## SUPPLIED DATA
'''

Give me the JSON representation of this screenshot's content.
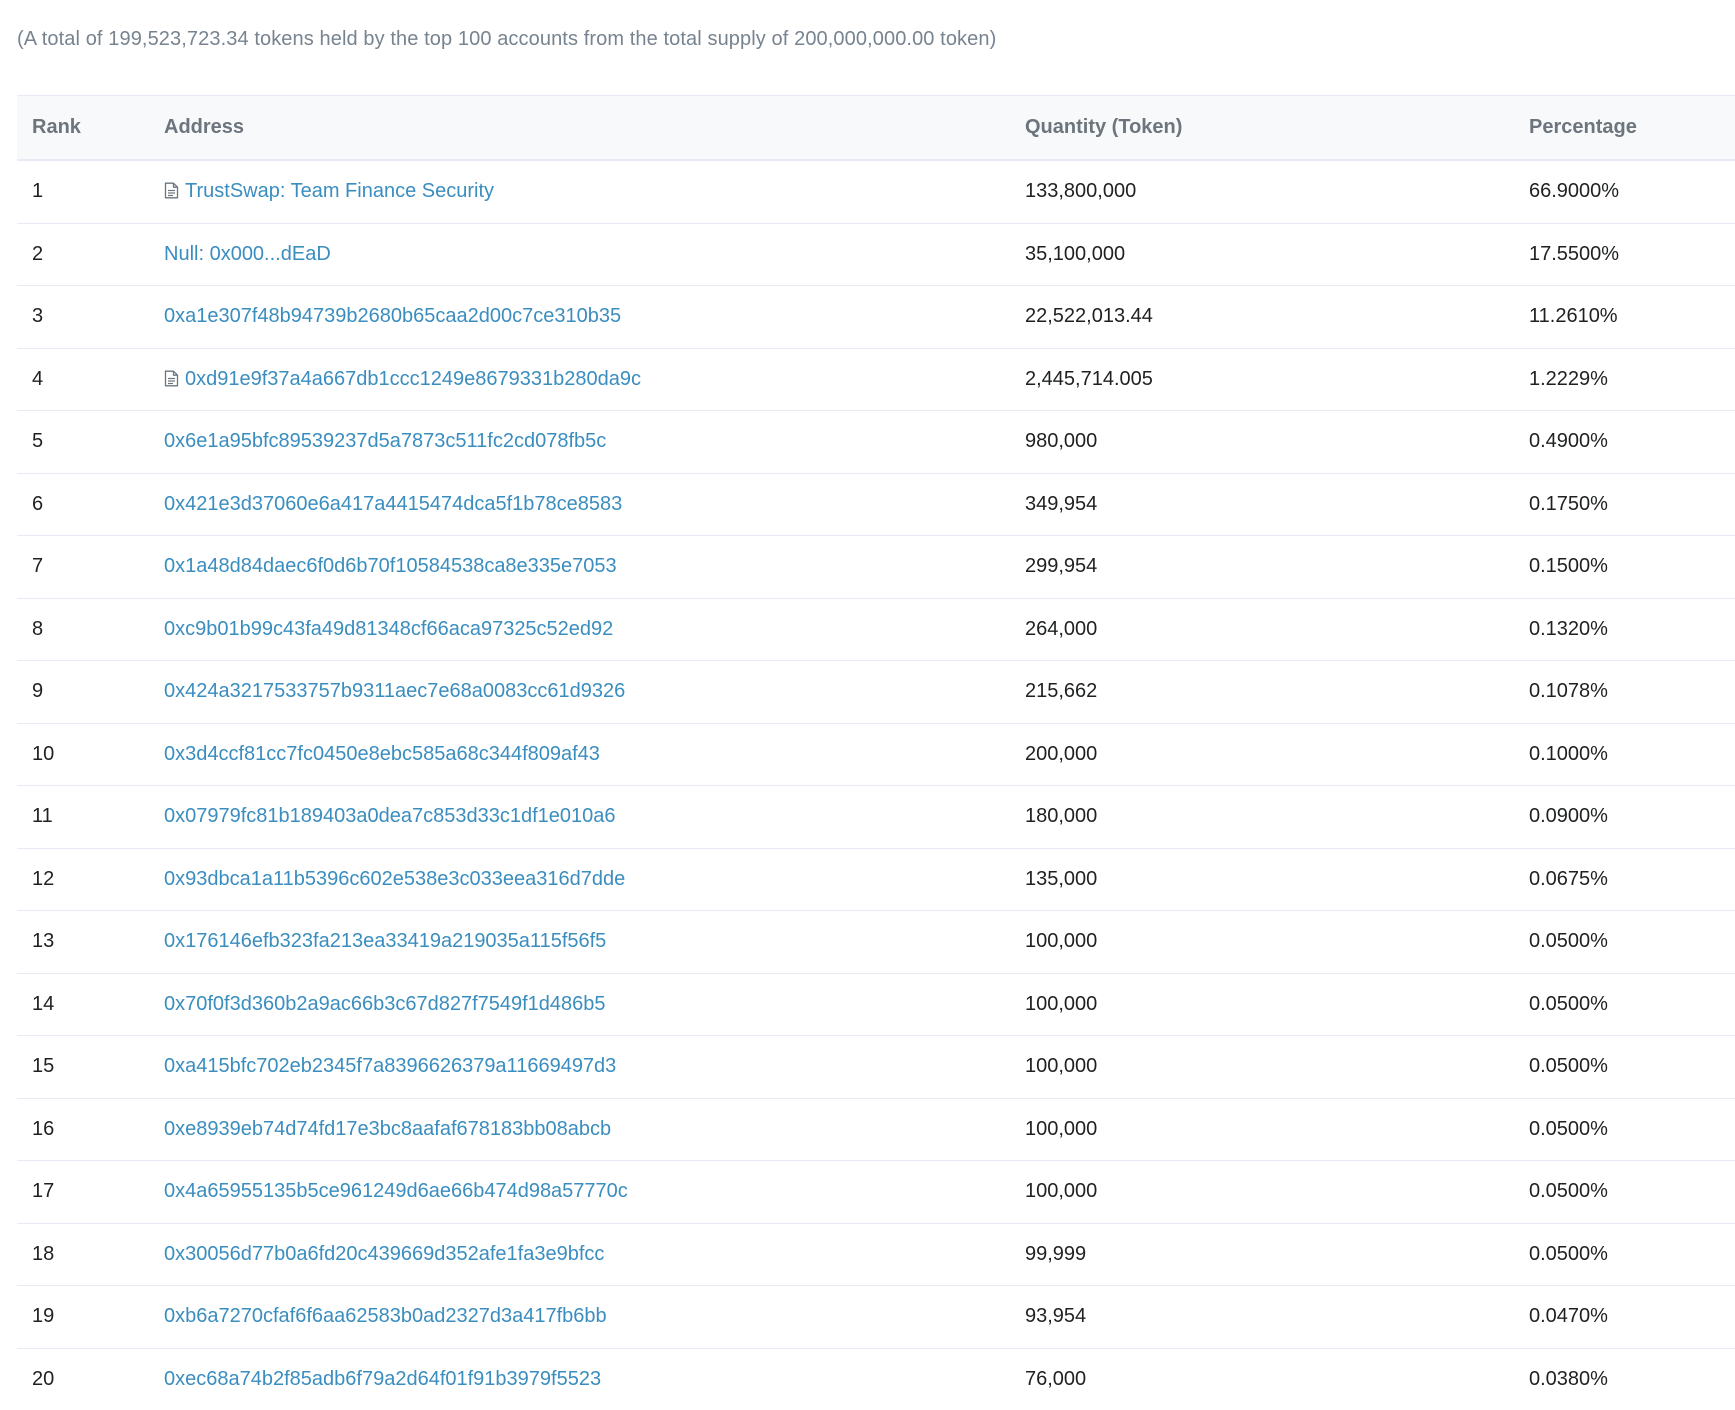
{
  "summary_text": "(A total of 199,523,723.34 tokens held by the top 100 accounts from the total supply of 200,000,000.00 token)",
  "table": {
    "headers": {
      "rank": "Rank",
      "address": "Address",
      "quantity": "Quantity (Token)",
      "percentage": "Percentage"
    },
    "rows": [
      {
        "rank": "1",
        "address": "TrustSwap: Team Finance Security",
        "is_contract": true,
        "quantity": "133,800,000",
        "percentage": "66.9000%"
      },
      {
        "rank": "2",
        "address": "Null: 0x000...dEaD",
        "is_contract": false,
        "quantity": "35,100,000",
        "percentage": "17.5500%"
      },
      {
        "rank": "3",
        "address": "0xa1e307f48b94739b2680b65caa2d00c7ce310b35",
        "is_contract": false,
        "quantity": "22,522,013.44",
        "percentage": "11.2610%"
      },
      {
        "rank": "4",
        "address": "0xd91e9f37a4a667db1ccc1249e8679331b280da9c",
        "is_contract": true,
        "quantity": "2,445,714.005",
        "percentage": "1.2229%"
      },
      {
        "rank": "5",
        "address": "0x6e1a95bfc89539237d5a7873c511fc2cd078fb5c",
        "is_contract": false,
        "quantity": "980,000",
        "percentage": "0.4900%"
      },
      {
        "rank": "6",
        "address": "0x421e3d37060e6a417a4415474dca5f1b78ce8583",
        "is_contract": false,
        "quantity": "349,954",
        "percentage": "0.1750%"
      },
      {
        "rank": "7",
        "address": "0x1a48d84daec6f0d6b70f10584538ca8e335e7053",
        "is_contract": false,
        "quantity": "299,954",
        "percentage": "0.1500%"
      },
      {
        "rank": "8",
        "address": "0xc9b01b99c43fa49d81348cf66aca97325c52ed92",
        "is_contract": false,
        "quantity": "264,000",
        "percentage": "0.1320%"
      },
      {
        "rank": "9",
        "address": "0x424a3217533757b9311aec7e68a0083cc61d9326",
        "is_contract": false,
        "quantity": "215,662",
        "percentage": "0.1078%"
      },
      {
        "rank": "10",
        "address": "0x3d4ccf81cc7fc0450e8ebc585a68c344f809af43",
        "is_contract": false,
        "quantity": "200,000",
        "percentage": "0.1000%"
      },
      {
        "rank": "11",
        "address": "0x07979fc81b189403a0dea7c853d33c1df1e010a6",
        "is_contract": false,
        "quantity": "180,000",
        "percentage": "0.0900%"
      },
      {
        "rank": "12",
        "address": "0x93dbca1a11b5396c602e538e3c033eea316d7dde",
        "is_contract": false,
        "quantity": "135,000",
        "percentage": "0.0675%"
      },
      {
        "rank": "13",
        "address": "0x176146efb323fa213ea33419a219035a115f56f5",
        "is_contract": false,
        "quantity": "100,000",
        "percentage": "0.0500%"
      },
      {
        "rank": "14",
        "address": "0x70f0f3d360b2a9ac66b3c67d827f7549f1d486b5",
        "is_contract": false,
        "quantity": "100,000",
        "percentage": "0.0500%"
      },
      {
        "rank": "15",
        "address": "0xa415bfc702eb2345f7a8396626379a11669497d3",
        "is_contract": false,
        "quantity": "100,000",
        "percentage": "0.0500%"
      },
      {
        "rank": "16",
        "address": "0xe8939eb74d74fd17e3bc8aafaf678183bb08abcb",
        "is_contract": false,
        "quantity": "100,000",
        "percentage": "0.0500%"
      },
      {
        "rank": "17",
        "address": "0x4a65955135b5ce961249d6ae66b474d98a57770c",
        "is_contract": false,
        "quantity": "100,000",
        "percentage": "0.0500%"
      },
      {
        "rank": "18",
        "address": "0x30056d77b0a6fd20c439669d352afe1fa3e9bfcc",
        "is_contract": false,
        "quantity": "99,999",
        "percentage": "0.0500%"
      },
      {
        "rank": "19",
        "address": "0xb6a7270cfaf6f6aa62583b0ad2327d3a417fb6bb",
        "is_contract": false,
        "quantity": "93,954",
        "percentage": "0.0470%"
      },
      {
        "rank": "20",
        "address": "0xec68a74b2f85adb6f79a2d64f01f91b3979f5523",
        "is_contract": false,
        "quantity": "76,000",
        "percentage": "0.0380%"
      }
    ]
  },
  "colors": {
    "link": "#3a8dbf",
    "header_bg": "#f8f9fa",
    "muted_text": "#77838f",
    "border": "#e7eaf3"
  },
  "icons": {
    "contract": "contract-file-icon"
  }
}
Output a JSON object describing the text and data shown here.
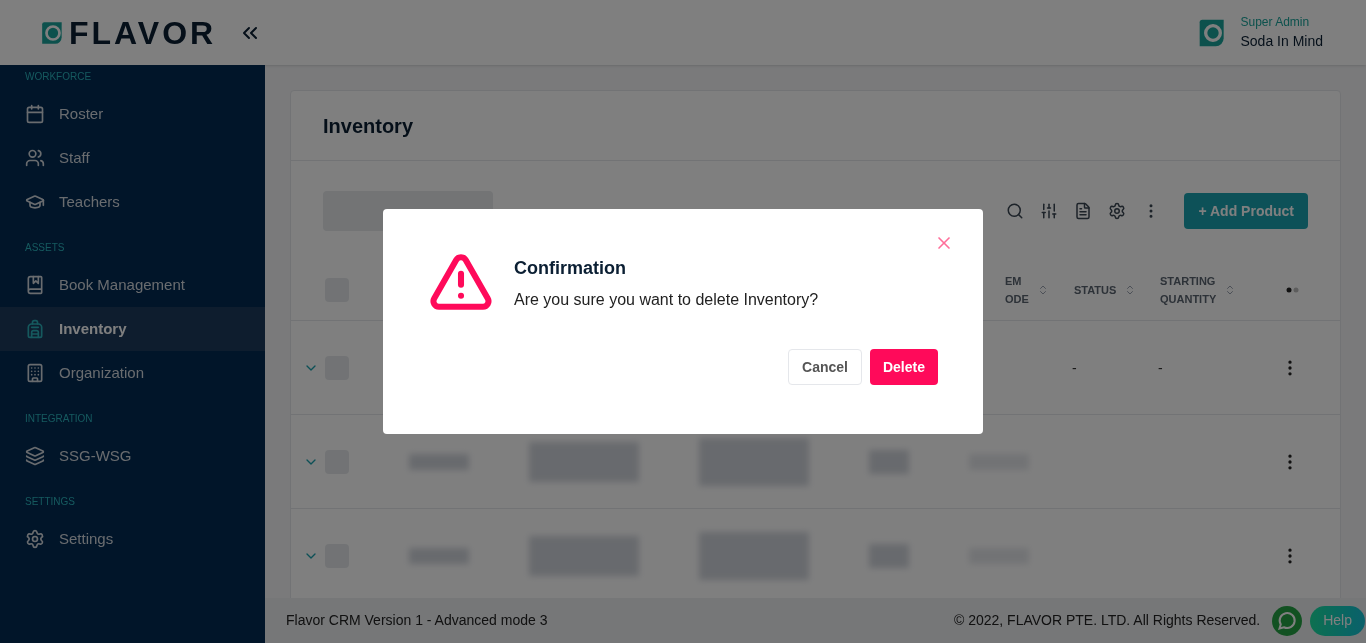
{
  "header": {
    "logo": "FLAVOR",
    "role": "Super Admin",
    "user": "Soda In Mind"
  },
  "sidebar": {
    "sections": [
      {
        "title": "WORKFORCE",
        "items": [
          {
            "label": "Roster",
            "selected": false
          },
          {
            "label": "Staff",
            "selected": false
          },
          {
            "label": "Teachers",
            "selected": false
          }
        ]
      },
      {
        "title": "ASSETS",
        "items": [
          {
            "label": "Book Management",
            "selected": false
          },
          {
            "label": "Inventory",
            "selected": true
          },
          {
            "label": "Organization",
            "selected": false
          }
        ]
      },
      {
        "title": "INTEGRATION",
        "items": [
          {
            "label": "SSG-WSG",
            "selected": false
          }
        ]
      },
      {
        "title": "SETTINGS",
        "items": [
          {
            "label": "Settings",
            "selected": false
          }
        ]
      }
    ]
  },
  "page": {
    "title": "Inventory",
    "tabs": [
      {
        "selected": true
      }
    ],
    "add_button": "+ Add Product",
    "table": {
      "select_all_checked": false,
      "columns": [
        {
          "lines": [
            "EM",
            "ODE"
          ]
        },
        {
          "lines": [
            "STATUS"
          ]
        },
        {
          "lines": [
            "STARTING",
            "QUANTITY"
          ]
        }
      ],
      "rows": [
        {
          "kind": "plain",
          "checked": false,
          "status": "-",
          "starting_quantity": "-"
        },
        {
          "kind": "blurred",
          "checked": false
        },
        {
          "kind": "blurred",
          "checked": false
        }
      ]
    }
  },
  "footer": {
    "version": "Flavor CRM Version 1 - Advanced mode 3",
    "copyright": "© 2022, FLAVOR PTE. LTD. All Rights Reserved.",
    "help": "Help"
  },
  "dialog": {
    "title": "Confirmation",
    "message": "Are you sure you want to delete Inventory?",
    "cancel": "Cancel",
    "confirm": "Delete"
  }
}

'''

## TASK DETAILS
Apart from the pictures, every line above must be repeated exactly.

## OUTPUT FOR THIS EXERCISE
Give me the JSON representation of this screenshot's content.
{
  "summary_text": "(A total of 199,523,723.34 tokens held by the top 100 accounts from the total supply of 200,000,000.00 token)",
  "table": {
    "headers": {
      "rank": "Rank",
      "address": "Address",
      "quantity": "Quantity (Token)",
      "percentage": "Percentage"
    },
    "rows": [
      {
        "rank": "1",
        "address": "TrustSwap: Team Finance Security",
        "is_contract": true,
        "quantity": "133,800,000",
        "percentage": "66.9000%"
      },
      {
        "rank": "2",
        "address": "Null: 0x000...dEaD",
        "is_contract": false,
        "quantity": "35,100,000",
        "percentage": "17.5500%"
      },
      {
        "rank": "3",
        "address": "0xa1e307f48b94739b2680b65caa2d00c7ce310b35",
        "is_contract": false,
        "quantity": "22,522,013.44",
        "percentage": "11.2610%"
      },
      {
        "rank": "4",
        "address": "0xd91e9f37a4a667db1ccc1249e8679331b280da9c",
        "is_contract": true,
        "quantity": "2,445,714.005",
        "percentage": "1.2229%"
      },
      {
        "rank": "5",
        "address": "0x6e1a95bfc89539237d5a7873c511fc2cd078fb5c",
        "is_contract": false,
        "quantity": "980,000",
        "percentage": "0.4900%"
      },
      {
        "rank": "6",
        "address": "0x421e3d37060e6a417a4415474dca5f1b78ce8583",
        "is_contract": false,
        "quantity": "349,954",
        "percentage": "0.1750%"
      },
      {
        "rank": "7",
        "address": "0x1a48d84daec6f0d6b70f10584538ca8e335e7053",
        "is_contract": false,
        "quantity": "299,954",
        "percentage": "0.1500%"
      },
      {
        "rank": "8",
        "address": "0xc9b01b99c43fa49d81348cf66aca97325c52ed92",
        "is_contract": false,
        "quantity": "264,000",
        "percentage": "0.1320%"
      },
      {
        "rank": "9",
        "address": "0x424a3217533757b9311aec7e68a0083cc61d9326",
        "is_contract": false,
        "quantity": "215,662",
        "percentage": "0.1078%"
      },
      {
        "rank": "10",
        "address": "0x3d4ccf81cc7fc0450e8ebc585a68c344f809af43",
        "is_contract": false,
        "quantity": "200,000",
        "percentage": "0.1000%"
      },
      {
        "rank": "11",
        "address": "0x07979fc81b189403a0dea7c853d33c1df1e010a6",
        "is_contract": false,
        "quantity": "180,000",
        "percentage": "0.0900%"
      },
      {
        "rank": "12",
        "address": "0x93dbca1a11b5396c602e538e3c033eea316d7dde",
        "is_contract": false,
        "quantity": "135,000",
        "percentage": "0.0675%"
      },
      {
        "rank": "13",
        "address": "0x176146efb323fa213ea33419a219035a115f56f5",
        "is_contract": false,
        "quantity": "100,000",
        "percentage": "0.0500%"
      },
      {
        "rank": "14",
        "address": "0x70f0f3d360b2a9ac66b3c67d827f7549f1d486b5",
        "is_contract": false,
        "quantity": "100,000",
        "percentage": "0.0500%"
      },
      {
        "rank": "15",
        "address": "0xa415bfc702eb2345f7a8396626379a11669497d3",
        "is_contract": false,
        "quantity": "100,000",
        "percentage": "0.0500%"
      },
      {
        "rank": "16",
        "address": "0xe8939eb74d74fd17e3bc8aafaf678183bb08abcb",
        "is_contract": false,
        "quantity": "100,000",
        "percentage": "0.0500%"
      },
      {
        "rank": "17",
        "address": "0x4a65955135b5ce961249d6ae66b474d98a57770c",
        "is_contract": false,
        "quantity": "100,000",
        "percentage": "0.0500%"
      },
      {
        "rank": "18",
        "address": "0x30056d77b0a6fd20c439669d352afe1fa3e9bfcc",
        "is_contract": false,
        "quantity": "99,999",
        "percentage": "0.0500%"
      },
      {
        "rank": "19",
        "address": "0xb6a7270cfaf6f6aa62583b0ad2327d3a417fb6bb",
        "is_contract": false,
        "quantity": "93,954",
        "percentage": "0.0470%"
      },
      {
        "rank": "20",
        "address": "0xec68a74b2f85adb6f79a2d64f01f91b3979f5523",
        "is_contract": false,
        "quantity": "76,000",
        "percentage": "0.0380%"
      }
    ]
  },
  "colors": {
    "link": "#3a8dbf",
    "header_bg": "#f8f9fa",
    "muted_text": "#77838f",
    "border": "#e7eaf3"
  },
  "icons": {
    "contract": "contract-file-icon"
  }
}
Output a JSON object describing the text and data shown here.
{
  "header": {
    "logo": "FLAVOR",
    "role": "Super Admin",
    "user": "Soda In Mind"
  },
  "sidebar": {
    "sections": [
      {
        "title": "WORKFORCE",
        "items": [
          {
            "label": "Roster",
            "selected": false
          },
          {
            "label": "Staff",
            "selected": false
          },
          {
            "label": "Teachers",
            "selected": false
          }
        ]
      },
      {
        "title": "ASSETS",
        "items": [
          {
            "label": "Book Management",
            "selected": false
          },
          {
            "label": "Inventory",
            "selected": true
          },
          {
            "label": "Organization",
            "selected": false
          }
        ]
      },
      {
        "title": "INTEGRATION",
        "items": [
          {
            "label": "SSG-WSG",
            "selected": false
          }
        ]
      },
      {
        "title": "SETTINGS",
        "items": [
          {
            "label": "Settings",
            "selected": false
          }
        ]
      }
    ]
  },
  "page": {
    "title": "Inventory",
    "tabs": [
      {
        "selected": true
      }
    ],
    "add_button": "+ Add Product",
    "table": {
      "select_all_checked": false,
      "columns": [
        {
          "lines": [
            "EM",
            "ODE"
          ]
        },
        {
          "lines": [
            "STATUS"
          ]
        },
        {
          "lines": [
            "STARTING",
            "QUANTITY"
          ]
        }
      ],
      "rows": [
        {
          "kind": "plain",
          "checked": false,
          "status": "-",
          "starting_quantity": "-"
        },
        {
          "kind": "blurred",
          "checked": false
        },
        {
          "kind": "blurred",
          "checked": false
        }
      ]
    }
  },
  "footer": {
    "version": "Flavor CRM Version 1 - Advanced mode 3",
    "copyright": "© 2022, FLAVOR PTE. LTD. All Rights Reserved.",
    "help": "Help"
  },
  "dialog": {
    "title": "Confirmation",
    "message": "Are you sure you want to delete Inventory?",
    "cancel": "Cancel",
    "confirm": "Delete"
  }
}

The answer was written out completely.